Why do I always feel like such a reprobate every time I mention that? This has got to be one of the prime examples people bring up about films ruining books. Okay, so Stanley took some liberties with the story. Well you know what? He paid King a handsome amount for the ability to do just that. This was not a Stephen King movie, it was a Kubrick movie. The two stories (book & movie) shared a lot, but then diverged in the woods. The film should have been evaluated on its own merits, but instead it was attacked by King ditto-heads. Could Stevie have done better? Two words: Maximum Overdrive.

Or eleven words. “That crappy teevee movie he made out of THE SHINING himself.”

So yeah, I spent a summer slumming. You wanna make something of it? You some kinda hophead or something?

Nahhhhhh…just a fourth-rate utility trombone.

About the best example I can think of where the movie was better than the book was Get Shorty, and the book was excellent. Elmore Leonard’s books are mostly dialogue; the movie provided faces behind the dialogue, and the actors’ facial expressions added dimensions that made the words funnier.

For instance, Michael Weir (Danny DeVito) is an actor demonstrating to Chili Palmer (John Travolta) his “you pissed me off” face. Palmer’s unimpressed, and says to Weir, “What are you telling me? You’re sleepy?” That kind of scene is better shown than described.

The movie had a better ending too, and it worked because it was so Leonardesque.

And used again by Alan Moore (who attributed it to Raymond Chandler):

In general, if an interesting-sounding movie comes out that’s based on a book, I try to read the book first. That way if the movie sucks, at least I’ve read something.

I think a lot of people are inspired to try new books because of movies. For example, a friend of mine who didn’t read “classic” books read The Three Musketeers because she like the dopey Disney adaptation. She loved it, and realized that the movie did suck compared to the book. . . and now she’s not afraid to read classics. She’s currently wading through The Idylls of the King.

Seeing a bad movie based on a book you love is a traumatic experience–even more so now that one team of butchers has mangled it, it’s unlikely you’ll see another adaptation of your beloved novel in your lifetime. However, unless the movie somehow renders you unable to recall or reread the book, well, I don’t see how it could ruin the book.

Yeah, we went over all this shit at least once before.

It was Cain. Moore, who isn’t often wrong, was wrong.

Ouch. I guess I didn’t phrase it as clearly as I thought.

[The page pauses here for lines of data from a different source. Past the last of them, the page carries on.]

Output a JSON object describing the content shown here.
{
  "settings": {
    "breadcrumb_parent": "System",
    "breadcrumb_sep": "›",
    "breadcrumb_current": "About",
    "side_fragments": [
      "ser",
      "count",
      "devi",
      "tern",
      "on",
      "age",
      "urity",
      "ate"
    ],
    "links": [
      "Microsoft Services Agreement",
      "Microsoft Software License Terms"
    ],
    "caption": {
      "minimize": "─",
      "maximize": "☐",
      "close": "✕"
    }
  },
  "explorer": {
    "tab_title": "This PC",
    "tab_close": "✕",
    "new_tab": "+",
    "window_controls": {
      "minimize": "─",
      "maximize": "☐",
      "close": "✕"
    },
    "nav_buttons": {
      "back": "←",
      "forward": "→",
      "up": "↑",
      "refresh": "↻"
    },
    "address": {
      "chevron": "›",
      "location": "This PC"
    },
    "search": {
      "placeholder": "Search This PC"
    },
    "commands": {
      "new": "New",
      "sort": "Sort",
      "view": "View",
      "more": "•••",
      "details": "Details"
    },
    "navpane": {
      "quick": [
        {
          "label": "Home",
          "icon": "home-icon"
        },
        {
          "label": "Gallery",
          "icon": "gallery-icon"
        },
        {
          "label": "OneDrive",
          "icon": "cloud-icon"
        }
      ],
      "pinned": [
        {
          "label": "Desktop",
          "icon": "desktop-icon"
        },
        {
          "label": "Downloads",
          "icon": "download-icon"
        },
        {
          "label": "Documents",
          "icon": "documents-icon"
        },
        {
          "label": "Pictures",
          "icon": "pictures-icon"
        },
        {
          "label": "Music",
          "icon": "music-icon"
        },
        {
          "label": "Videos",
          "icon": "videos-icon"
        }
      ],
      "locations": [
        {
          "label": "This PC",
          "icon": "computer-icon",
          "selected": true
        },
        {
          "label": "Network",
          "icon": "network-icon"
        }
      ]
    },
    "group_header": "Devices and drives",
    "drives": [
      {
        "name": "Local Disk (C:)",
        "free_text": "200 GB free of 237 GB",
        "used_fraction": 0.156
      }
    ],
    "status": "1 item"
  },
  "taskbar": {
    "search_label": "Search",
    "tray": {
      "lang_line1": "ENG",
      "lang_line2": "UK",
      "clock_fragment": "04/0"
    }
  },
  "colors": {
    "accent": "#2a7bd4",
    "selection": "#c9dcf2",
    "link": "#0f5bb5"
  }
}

My point wasn’t that Chandler said it. Instead, I meant that it is one of those anecdotes that no one ever gets right.

Sorry for the hijack. :slight_smile:

In my opinion the movie “The Maltese Falcon” was better than the book. Of course, I’m not a great admirer of Dashiell Hammett so bias makes my opinion suspect.